--- What to do ---
Find and copy each line of the data that includes "Curves".

(Stored dataset items)
▬▬▬▬▬▬

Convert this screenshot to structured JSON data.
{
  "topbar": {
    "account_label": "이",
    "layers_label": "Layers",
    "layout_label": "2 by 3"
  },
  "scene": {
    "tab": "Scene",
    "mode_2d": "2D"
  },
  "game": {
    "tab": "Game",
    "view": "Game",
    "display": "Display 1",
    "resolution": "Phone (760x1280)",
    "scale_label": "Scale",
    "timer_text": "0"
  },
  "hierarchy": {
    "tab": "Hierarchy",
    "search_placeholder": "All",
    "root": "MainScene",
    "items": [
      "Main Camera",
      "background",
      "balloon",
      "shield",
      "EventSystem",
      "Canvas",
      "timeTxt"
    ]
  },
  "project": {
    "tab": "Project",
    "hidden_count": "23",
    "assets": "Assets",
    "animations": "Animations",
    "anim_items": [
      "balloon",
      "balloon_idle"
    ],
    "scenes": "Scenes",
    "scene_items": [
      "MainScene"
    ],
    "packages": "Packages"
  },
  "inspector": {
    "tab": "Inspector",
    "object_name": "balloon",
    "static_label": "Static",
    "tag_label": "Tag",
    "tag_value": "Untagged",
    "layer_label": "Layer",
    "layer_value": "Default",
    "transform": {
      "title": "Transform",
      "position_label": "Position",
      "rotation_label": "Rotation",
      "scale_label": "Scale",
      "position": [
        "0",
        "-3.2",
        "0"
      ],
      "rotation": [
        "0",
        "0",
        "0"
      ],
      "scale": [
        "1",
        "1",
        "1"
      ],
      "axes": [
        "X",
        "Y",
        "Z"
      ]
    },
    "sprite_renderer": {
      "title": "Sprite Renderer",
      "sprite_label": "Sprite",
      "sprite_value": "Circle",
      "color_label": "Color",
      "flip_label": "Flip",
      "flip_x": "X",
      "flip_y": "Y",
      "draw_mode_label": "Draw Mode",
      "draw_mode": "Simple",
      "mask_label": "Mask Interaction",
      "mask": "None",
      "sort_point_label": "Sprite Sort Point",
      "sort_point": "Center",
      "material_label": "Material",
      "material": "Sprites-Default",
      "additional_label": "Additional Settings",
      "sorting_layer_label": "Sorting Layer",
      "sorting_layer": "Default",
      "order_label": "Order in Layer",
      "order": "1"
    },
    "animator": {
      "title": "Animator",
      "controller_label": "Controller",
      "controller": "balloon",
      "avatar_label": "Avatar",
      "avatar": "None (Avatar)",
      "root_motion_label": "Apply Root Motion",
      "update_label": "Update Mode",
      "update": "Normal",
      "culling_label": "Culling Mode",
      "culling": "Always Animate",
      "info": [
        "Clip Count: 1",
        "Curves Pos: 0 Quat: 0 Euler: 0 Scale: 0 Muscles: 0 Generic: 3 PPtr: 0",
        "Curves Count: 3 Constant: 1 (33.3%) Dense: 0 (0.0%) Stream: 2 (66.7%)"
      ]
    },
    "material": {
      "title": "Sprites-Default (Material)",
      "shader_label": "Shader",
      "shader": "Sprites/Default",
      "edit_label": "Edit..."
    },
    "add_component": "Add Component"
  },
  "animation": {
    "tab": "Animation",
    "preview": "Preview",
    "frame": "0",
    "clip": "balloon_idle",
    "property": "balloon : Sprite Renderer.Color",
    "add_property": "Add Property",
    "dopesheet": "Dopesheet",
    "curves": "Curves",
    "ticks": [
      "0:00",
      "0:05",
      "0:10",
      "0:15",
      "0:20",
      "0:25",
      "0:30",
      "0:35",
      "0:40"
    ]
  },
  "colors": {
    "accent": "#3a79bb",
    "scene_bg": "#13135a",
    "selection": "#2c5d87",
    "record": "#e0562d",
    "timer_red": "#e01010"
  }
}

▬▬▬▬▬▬

--- Output of the task ---
        "Curves Pos: 0 Quat: 0 Euler: 0 Scale: 0 Muscles: 0 Generic: 3 PPtr: 0",
        "Curves Count: 3 Constant: 1 (33.3%) Dense: 0 (0.0%) Stream: 2 (66.7%)"
    "curves": "Curves",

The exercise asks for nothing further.